• Task description: Give the number of lines in the records below that contain the word "Upgrade". State only that number.

• Material for the task:
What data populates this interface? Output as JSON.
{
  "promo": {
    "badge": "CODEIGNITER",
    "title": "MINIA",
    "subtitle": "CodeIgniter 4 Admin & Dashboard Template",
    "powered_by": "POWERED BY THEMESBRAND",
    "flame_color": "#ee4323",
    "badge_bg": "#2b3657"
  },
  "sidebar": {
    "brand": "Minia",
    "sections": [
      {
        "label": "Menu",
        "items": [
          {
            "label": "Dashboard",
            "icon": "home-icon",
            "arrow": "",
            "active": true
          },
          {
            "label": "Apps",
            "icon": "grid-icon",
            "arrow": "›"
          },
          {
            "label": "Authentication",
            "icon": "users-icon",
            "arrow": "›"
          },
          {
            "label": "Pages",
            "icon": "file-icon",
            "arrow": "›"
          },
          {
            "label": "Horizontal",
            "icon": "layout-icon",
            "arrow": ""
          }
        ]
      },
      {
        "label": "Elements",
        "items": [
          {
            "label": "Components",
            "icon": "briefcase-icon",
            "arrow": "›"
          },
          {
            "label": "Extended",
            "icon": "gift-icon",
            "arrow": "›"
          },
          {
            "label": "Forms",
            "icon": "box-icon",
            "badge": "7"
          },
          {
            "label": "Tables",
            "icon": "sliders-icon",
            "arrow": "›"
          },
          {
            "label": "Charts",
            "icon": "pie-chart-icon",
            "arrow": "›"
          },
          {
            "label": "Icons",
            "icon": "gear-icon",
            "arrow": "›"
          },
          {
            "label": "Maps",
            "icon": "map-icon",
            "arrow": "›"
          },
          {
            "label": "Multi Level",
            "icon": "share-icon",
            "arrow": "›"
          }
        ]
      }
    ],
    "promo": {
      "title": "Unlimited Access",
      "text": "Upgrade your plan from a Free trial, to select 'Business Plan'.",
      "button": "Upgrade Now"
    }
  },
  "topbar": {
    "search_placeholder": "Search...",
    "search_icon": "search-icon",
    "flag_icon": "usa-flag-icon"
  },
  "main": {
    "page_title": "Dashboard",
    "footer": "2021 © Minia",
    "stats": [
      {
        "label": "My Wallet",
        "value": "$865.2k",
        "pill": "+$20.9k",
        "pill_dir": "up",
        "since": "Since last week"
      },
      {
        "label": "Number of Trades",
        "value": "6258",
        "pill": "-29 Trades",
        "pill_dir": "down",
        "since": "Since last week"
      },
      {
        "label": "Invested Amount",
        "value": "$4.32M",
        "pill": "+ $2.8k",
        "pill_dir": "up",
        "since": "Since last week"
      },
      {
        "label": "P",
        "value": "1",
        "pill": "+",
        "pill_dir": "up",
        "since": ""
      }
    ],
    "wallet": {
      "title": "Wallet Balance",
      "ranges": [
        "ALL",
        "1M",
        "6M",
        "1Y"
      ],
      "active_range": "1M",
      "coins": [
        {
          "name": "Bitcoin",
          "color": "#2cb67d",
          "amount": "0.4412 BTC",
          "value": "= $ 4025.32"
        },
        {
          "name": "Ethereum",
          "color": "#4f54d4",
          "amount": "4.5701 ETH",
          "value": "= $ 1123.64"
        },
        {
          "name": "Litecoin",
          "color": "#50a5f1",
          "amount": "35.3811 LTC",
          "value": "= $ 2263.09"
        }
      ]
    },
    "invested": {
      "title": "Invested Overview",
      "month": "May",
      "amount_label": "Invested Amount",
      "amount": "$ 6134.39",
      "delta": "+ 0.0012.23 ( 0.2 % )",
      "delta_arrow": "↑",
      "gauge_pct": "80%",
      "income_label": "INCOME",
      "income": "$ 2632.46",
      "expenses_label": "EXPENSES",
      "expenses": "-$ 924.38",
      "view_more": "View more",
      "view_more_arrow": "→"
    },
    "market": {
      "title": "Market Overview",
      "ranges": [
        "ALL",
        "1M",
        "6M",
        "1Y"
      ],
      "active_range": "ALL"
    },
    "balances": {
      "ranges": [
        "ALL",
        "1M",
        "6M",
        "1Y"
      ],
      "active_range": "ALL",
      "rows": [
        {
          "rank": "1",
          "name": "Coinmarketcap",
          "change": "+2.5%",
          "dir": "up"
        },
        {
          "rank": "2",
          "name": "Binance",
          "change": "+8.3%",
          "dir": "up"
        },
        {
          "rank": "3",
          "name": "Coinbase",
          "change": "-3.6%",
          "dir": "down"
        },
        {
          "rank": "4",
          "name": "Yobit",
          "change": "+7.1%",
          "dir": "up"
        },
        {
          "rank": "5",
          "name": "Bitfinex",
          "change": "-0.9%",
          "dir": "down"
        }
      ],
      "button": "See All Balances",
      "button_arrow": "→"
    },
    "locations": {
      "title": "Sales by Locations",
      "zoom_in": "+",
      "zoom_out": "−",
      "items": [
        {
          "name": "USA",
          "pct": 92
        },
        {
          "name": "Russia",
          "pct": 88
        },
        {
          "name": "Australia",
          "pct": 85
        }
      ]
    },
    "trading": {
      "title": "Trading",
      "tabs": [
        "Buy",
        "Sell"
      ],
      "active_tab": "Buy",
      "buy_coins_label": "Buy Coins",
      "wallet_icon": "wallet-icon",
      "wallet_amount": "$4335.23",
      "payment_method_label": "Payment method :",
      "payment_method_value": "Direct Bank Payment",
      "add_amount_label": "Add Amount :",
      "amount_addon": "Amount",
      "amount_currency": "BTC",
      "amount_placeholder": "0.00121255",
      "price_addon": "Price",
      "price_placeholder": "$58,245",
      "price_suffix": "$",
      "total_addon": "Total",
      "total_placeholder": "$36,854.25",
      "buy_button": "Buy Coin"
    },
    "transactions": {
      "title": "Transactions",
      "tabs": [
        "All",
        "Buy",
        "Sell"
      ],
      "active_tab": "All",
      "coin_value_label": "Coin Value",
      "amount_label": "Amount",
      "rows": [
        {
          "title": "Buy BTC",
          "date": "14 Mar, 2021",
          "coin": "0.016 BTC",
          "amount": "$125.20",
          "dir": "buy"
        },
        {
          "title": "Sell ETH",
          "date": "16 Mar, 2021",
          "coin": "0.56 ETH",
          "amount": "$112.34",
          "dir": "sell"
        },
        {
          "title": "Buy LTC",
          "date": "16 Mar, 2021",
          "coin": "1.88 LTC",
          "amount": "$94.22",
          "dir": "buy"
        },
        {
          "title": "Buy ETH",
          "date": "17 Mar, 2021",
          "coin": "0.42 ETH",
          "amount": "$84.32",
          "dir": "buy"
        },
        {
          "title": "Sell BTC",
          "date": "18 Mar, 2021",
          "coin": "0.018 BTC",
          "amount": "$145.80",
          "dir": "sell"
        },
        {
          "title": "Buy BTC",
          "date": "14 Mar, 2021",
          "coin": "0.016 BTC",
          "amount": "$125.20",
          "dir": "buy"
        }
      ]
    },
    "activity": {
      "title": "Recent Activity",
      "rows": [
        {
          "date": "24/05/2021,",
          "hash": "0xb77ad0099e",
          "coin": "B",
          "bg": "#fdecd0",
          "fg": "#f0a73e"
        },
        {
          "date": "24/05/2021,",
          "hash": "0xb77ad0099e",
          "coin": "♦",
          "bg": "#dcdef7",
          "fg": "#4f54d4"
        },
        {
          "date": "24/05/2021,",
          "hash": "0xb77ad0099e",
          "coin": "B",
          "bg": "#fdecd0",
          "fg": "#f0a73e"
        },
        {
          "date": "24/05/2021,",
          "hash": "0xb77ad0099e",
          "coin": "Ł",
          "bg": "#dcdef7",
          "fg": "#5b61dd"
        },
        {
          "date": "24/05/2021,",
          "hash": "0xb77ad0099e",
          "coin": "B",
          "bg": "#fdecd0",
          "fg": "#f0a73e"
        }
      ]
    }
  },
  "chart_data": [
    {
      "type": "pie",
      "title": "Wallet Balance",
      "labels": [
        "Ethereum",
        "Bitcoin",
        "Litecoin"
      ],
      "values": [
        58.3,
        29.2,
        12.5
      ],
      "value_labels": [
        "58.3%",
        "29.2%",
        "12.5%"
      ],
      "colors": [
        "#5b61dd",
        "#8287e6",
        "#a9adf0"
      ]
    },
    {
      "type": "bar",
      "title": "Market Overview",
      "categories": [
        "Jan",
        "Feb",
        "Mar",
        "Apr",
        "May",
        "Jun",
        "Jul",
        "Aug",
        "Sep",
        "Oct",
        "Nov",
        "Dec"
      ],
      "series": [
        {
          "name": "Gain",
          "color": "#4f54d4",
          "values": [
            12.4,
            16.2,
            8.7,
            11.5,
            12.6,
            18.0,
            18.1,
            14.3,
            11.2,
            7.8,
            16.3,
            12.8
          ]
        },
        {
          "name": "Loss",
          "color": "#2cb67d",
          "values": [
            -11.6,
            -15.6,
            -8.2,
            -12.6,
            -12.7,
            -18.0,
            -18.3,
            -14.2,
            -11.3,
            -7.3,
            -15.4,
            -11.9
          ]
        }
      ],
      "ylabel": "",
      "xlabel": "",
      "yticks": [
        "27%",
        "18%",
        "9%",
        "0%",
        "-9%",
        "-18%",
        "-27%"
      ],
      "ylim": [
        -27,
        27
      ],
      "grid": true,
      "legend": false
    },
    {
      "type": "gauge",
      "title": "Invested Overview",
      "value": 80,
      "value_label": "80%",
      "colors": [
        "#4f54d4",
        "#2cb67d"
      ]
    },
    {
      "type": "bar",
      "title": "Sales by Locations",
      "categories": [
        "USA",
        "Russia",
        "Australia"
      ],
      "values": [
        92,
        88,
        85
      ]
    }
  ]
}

• Solution to this problem: 2